Kimberly J Penix
Today Kim from Grace is Sufficient shares how she treats Fibromyalgia. Please remember that Kim and I are not medical professionals and cannot give medical advice. We are just sharing our experiences and opinions. Check out Grace is Sufficient and be sure to follow her on Facebook, Twitter, Pinterest, and Instagram.
My story begins like so many other fibro patients with a few years of doctor appointments before finally getting a diagnosis. I was given prescriptions for Motrin 600’s, exercise suggestions and shrugged shoulders from my doctor while he explained all my blood tests, etc. were coming back normal.
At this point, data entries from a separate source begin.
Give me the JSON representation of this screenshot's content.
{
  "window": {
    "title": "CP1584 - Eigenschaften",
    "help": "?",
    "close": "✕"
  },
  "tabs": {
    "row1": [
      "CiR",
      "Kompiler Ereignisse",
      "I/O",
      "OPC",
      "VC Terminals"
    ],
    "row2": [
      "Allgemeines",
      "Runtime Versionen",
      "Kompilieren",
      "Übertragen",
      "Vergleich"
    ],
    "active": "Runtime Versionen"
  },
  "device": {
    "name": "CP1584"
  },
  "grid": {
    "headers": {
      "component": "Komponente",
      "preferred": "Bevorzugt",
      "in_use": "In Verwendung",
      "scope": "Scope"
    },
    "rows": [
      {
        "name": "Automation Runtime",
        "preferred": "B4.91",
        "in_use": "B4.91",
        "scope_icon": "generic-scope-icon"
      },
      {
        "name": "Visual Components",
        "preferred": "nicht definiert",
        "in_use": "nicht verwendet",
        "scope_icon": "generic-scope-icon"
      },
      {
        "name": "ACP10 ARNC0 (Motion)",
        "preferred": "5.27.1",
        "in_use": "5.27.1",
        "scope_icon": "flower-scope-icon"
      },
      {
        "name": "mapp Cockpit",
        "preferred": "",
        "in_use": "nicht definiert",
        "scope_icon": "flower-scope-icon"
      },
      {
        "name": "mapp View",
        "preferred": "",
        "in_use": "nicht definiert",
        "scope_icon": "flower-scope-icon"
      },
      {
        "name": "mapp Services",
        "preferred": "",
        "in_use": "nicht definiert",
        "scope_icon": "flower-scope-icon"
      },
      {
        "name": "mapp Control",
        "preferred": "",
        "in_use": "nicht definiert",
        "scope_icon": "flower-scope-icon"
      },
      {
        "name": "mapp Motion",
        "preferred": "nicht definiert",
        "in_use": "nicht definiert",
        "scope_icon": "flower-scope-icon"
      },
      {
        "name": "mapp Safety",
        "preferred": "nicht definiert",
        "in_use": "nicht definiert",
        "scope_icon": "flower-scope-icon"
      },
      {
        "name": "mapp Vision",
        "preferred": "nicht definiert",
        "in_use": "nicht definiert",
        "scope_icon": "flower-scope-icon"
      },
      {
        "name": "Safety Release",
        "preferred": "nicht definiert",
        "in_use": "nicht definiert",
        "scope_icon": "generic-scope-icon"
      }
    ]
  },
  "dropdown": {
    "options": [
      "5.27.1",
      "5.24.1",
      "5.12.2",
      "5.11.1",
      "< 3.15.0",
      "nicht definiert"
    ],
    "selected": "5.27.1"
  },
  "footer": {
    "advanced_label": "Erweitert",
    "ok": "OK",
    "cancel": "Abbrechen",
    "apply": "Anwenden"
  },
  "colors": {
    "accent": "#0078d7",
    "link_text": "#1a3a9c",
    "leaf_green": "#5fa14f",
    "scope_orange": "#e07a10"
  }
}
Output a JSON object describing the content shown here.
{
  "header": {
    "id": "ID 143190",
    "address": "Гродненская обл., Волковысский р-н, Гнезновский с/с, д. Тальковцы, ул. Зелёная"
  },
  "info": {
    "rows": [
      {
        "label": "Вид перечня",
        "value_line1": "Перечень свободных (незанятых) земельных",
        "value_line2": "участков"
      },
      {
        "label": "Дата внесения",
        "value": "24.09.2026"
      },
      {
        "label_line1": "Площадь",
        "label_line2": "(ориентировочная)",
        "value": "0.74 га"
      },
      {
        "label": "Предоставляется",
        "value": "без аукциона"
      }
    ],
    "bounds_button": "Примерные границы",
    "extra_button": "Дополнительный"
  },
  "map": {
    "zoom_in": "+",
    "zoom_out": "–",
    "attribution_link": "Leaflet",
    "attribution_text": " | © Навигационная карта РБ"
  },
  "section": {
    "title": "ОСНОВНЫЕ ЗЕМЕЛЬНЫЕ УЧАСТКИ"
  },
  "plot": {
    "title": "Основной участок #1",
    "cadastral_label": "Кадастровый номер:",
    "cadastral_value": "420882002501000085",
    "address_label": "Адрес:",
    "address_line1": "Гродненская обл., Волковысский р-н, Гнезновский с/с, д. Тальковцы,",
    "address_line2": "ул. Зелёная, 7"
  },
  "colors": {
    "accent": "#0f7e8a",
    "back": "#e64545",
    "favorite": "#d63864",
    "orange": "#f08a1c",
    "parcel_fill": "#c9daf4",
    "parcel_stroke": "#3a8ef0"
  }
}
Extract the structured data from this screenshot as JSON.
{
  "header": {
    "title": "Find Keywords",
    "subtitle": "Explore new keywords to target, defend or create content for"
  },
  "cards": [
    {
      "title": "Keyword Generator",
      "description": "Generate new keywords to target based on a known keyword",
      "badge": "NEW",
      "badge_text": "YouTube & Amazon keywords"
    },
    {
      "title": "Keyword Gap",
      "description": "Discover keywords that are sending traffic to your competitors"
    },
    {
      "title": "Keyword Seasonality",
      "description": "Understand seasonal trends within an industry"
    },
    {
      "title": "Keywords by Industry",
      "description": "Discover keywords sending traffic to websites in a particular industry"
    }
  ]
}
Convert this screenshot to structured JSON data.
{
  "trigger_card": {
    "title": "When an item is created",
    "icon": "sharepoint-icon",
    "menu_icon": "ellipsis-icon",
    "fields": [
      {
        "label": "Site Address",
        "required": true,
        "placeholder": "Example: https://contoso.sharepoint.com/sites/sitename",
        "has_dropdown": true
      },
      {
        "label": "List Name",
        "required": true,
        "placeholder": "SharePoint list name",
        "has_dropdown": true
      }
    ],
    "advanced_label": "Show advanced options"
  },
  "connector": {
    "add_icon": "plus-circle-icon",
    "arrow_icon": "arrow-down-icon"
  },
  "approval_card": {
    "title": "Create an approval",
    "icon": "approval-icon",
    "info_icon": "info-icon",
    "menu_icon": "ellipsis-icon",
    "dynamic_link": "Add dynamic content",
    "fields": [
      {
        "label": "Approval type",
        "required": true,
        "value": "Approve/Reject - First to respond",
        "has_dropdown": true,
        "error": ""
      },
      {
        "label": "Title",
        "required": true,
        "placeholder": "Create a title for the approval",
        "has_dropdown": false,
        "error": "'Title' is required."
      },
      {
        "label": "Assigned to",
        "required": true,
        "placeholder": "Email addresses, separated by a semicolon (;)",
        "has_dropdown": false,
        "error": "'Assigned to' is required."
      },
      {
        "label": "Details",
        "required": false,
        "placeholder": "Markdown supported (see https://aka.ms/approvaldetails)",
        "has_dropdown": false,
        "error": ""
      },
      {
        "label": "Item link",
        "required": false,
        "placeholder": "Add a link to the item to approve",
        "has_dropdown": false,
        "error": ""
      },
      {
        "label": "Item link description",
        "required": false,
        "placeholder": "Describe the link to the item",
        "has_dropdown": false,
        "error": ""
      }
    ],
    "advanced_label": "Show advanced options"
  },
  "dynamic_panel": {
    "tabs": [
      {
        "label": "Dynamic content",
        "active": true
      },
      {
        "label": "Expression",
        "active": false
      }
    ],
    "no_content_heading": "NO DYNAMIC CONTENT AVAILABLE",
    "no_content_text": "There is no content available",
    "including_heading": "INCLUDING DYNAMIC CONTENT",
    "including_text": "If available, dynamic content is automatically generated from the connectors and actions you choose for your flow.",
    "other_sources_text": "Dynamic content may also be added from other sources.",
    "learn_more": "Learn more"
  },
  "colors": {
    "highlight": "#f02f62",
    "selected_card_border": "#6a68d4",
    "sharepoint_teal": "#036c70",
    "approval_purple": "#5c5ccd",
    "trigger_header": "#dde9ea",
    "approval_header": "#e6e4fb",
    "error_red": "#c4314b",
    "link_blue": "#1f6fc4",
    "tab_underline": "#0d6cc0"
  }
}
But I knew there was something else going on over and above the issues I already dealt with from my Polycystic Ovarian Syndrome. I became more and more determined to get to the bottom of whatever was wreaking havoc on my body and mind so my primary care physician finally sent me to a rheumatologist. I was diagnosed with Fibromyalgia/Chronic Fatigue in 2009 and later that year, adrenal fatigue was added to the mix.
My treatment plan started 300 mg of Gabapentin (Neurontin) three times a day, 50 mg of Amitriptyline (Elavil) at bedtime and Flexeril (I’m sorry I can’t remember the dosage for this one). I immediately felt like a zombie. I had a full-time job in executive management at a credit union and found it impossible to complete my work. The brain fog and fatigue was worse than before the meds. The first pill to go was the Flexeril because my rheumatologist thought it was causing some of my issues. Over time, and with trial and error, I have ended with a mix of 300 mg of Gabapentin twice a day and 75 mg of Amitriptyline at bed. This mix has seemed to help the most.
In addition to the meds, we’ve found a supplement routine that is a tremendous help to me. I take 5 grams of D-Ribose once or twice a day and I find it’s a great help with my energy and brain fog. I also take a B-Complex and 5,000 IU of Vitamin D-3 twice a day.
Diet and exercise play a large role in how I feel. The diet aspect was revealed to me in a large part from being on the Vital Plan Restore Program for three months. The program is a diet and supplement regimen and I have to say it helped quite a bit. The program is pricey so I wasn’t able to continue with it after the initial three months.
As far as pain management, my first line of defense has always been heat. Whether it’s a long soak in a hot bath, heating pad or heating blanket I can find some relief. I also have a Quell device that I use on my bad days and it helps quite a bit.
The biggest battle for me is knowing how to pace myself. I think it helps to a degree and I definitely try not to overdo it when it comes to physical activity, however, there are so many other variables that come with fibro it’s so hard to keep on top of all of them. Weather, particularly when the barometer drops, the first two days of my menstrual cycle, eating too much inflammatory food, stress, etc. can cause a flare. I just try my best to be aware of all the triggers and work around them as best as I possibly can although some are totally unavoidable.
In 2011, I quit working to focus on my health and my family. We moved to a smaller home we could afford on my husband’s pay to allow for me to stay home. I know that isn’t possible for many and feel very fortunate we were able to. Currently, I watch my 4-year-old grandson while my daughter works full time and now have my blogging that is becoming a part-time income stream for me.
Fibro definitely changed my life but I have found I’m stronger and more resilient than I ever knew. I have also found compassion (toward me and toward others) to grow in my immediate family as a result.
Things had to change and life looks much different than planned, but I’m finding ways to live a life of purpose and joy despite my illness and that’s what makes the biggest difference!